You see, we get dressed into our wellies and slickers, or our winter coats and our mitts (depending on the weather, and we go outside. We try to stop at “our” tree and look to see what it’s doing to get ready for winter (I’ll talk about those observations later). But today, we started at the carpet in our classroom and I asked a very basic question to these 4 and 5 year olds. I asked, “What’s your plan for outside?”
Instantly, hands shot up. (Yes, they have figured that out on their own) “I’m going to look for bugs and see if they are underground!” C said. “Ooh, lets see if they are getting ready to hibernate!” O mentioned. (Guess what we are exploring about for science). “Leaves! I want to find more leaves!” Y remarked excitedly.
Some of the munchkins just wanted to roll down the hills and that was just fine. That was their plan. Roll and run and see how rolling works. One wanted to hunt for earthworms, because he loves earthworms and wants to show his friends. A rallying cry of “Freeze Tag!” was called by a gaggle of boys.
I realized in that moment that I had underestimated these small geniuses again. We hadn’t ever verbalized our ideas for outside explorations, yet they were teeming with ideas of what to do and look for. They were thinking. Really thinking and figuring it out in their heads with their prior knowledge of our outdoor space. Imagine if I asked that before “centers” time or when they came inside every day. Oh, the possibilities in the planning mind of a 4 or 5 year old.

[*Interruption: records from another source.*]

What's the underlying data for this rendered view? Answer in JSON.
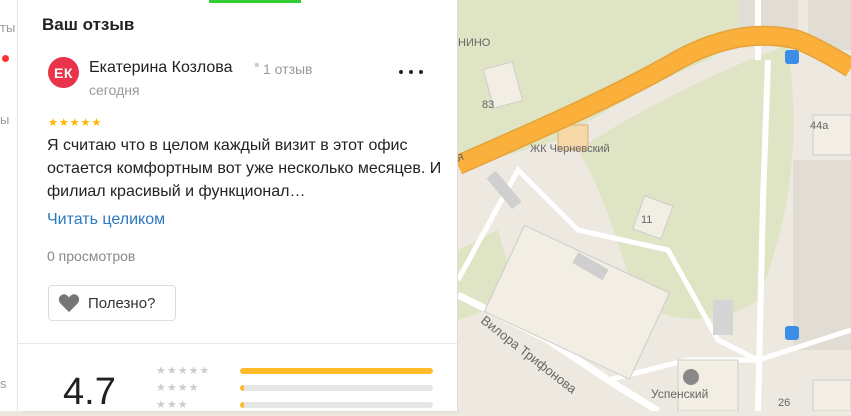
{
  "left_strip": {
    "text_top": "ты",
    "text_mid": "ы",
    "text_bottom": "s"
  },
  "review_section": {
    "title": "Ваш отзыв"
  },
  "review": {
    "avatar_initials": "ЕК",
    "avatar_color": "#e8334b",
    "author": "Екатерина Козлова",
    "separator": "•",
    "reviews_count": "1 отзыв",
    "date": "сегодня",
    "stars": "★★★★★",
    "rating": 5,
    "text": "Я считаю что в целом каждый визит в этот офис остается комфортным вот уже несколько месяцев. И филиал красивый и функционал…",
    "read_more": "Читать целиком",
    "views": "0 просмотров",
    "useful_button": "Полезно?"
  },
  "rating_summary": {
    "value": "4.7",
    "rows": [
      {
        "stars": "★★★★★",
        "fraction": 1.0
      },
      {
        "stars": "★★★★",
        "fraction": 0.02
      },
      {
        "stars": "★★★",
        "fraction": 0.02
      }
    ]
  },
  "map": {
    "labels": {
      "area_nino": "НИНО",
      "house_83": "83",
      "house_44a": "44а",
      "complex": "ЖК Черневский",
      "house_11": "11",
      "street_fragment": "я",
      "street_trifonova": "Вилора Трифонова",
      "uspensky": "Успенский",
      "house_26": "26"
    }
  },
  "colors": {
    "accent_link": "#2b78c3",
    "star": "#ffb400",
    "road": "#fbb03b",
    "map_bg": "#ede9e0",
    "park": "#dfe5c4"
  }
}
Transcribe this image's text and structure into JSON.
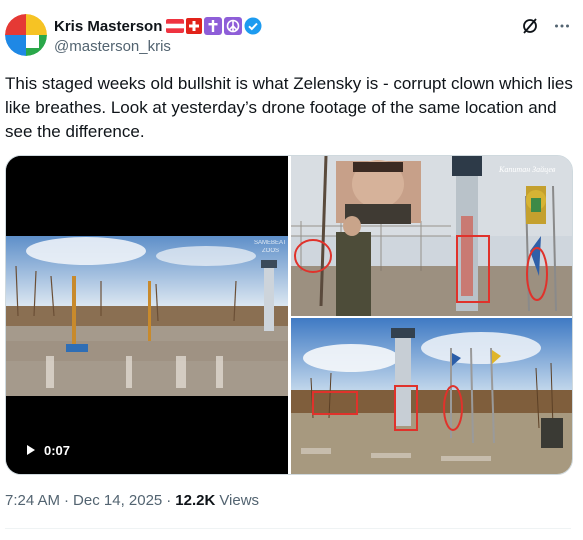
{
  "author": {
    "display_name": "Kris Masterson",
    "handle": "@masterson_kris",
    "badges": [
      "austria-flag-icon",
      "swiss-flag-icon",
      "latin-cross-icon",
      "peace-symbol-icon",
      "verified-badge-icon"
    ]
  },
  "tweet": {
    "text": "This staged weeks old bullshit is what Zelensky is - corrupt clown which lies like breathes. Look at yesterday’s drone footage of the same location and see the difference."
  },
  "media": {
    "video_duration": "0:07",
    "left_watermark": "SAMEBEAT\nZOOS",
    "right_watermark": "Капитан Зайцев"
  },
  "meta": {
    "time": "7:24 AM",
    "separator": "·",
    "date": "Dec 14, 2025",
    "views_count": "12.2K",
    "views_label": "Views"
  },
  "colors": {
    "verified_blue": "#1d9bf0",
    "secondary_text": "#536471",
    "primary_text": "#0f1419"
  }
}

For the first time since we started going outside, these people didn’t wrestle and rough house. They could have. It’s the time they are allowed to. But today, they searched. We found dry sap on a tree, discovered a tree had been cut down and looked at the rings in the trunk. We used the trunk as a stage to sing our new favourite song, Oh Canada. Icy chunks of dirt were discovered by an area we have never explored before, and we looked at the layers in these “mudsicles”. Geese flying overhead had us looking at the shapes they created and the circles they flew in while they started to land. Spiders were disturbed in their nooks and crannies as we hunted for bugs and earthworms. Grass stains were numerous and muddy hands became the norm during our time. R even climbed the highest she ever had in the fork tree. The leaves on our tree have all fallen off and there was great concern that it had died, until NMR remembered the word “dormant” and convinced others the tree was just getting ready for a long winter sleep.
I learned today that these kids of mine have plans. Plans that I can help them with if I simply ask. I need to ask. I need to put the day plan aside more often and just ask these kids, “what’s your plan?”
As an aside, you may be wondering how this relates to my Technology Project. I am focusing on helping other teachers in urban areas access nature in the concrete jungle. This will tie in when we start using our iPads and Cameras to document what we are observing, doing some scavenger hunts while online and more. It will all tie together.
Trust me. I have a plan.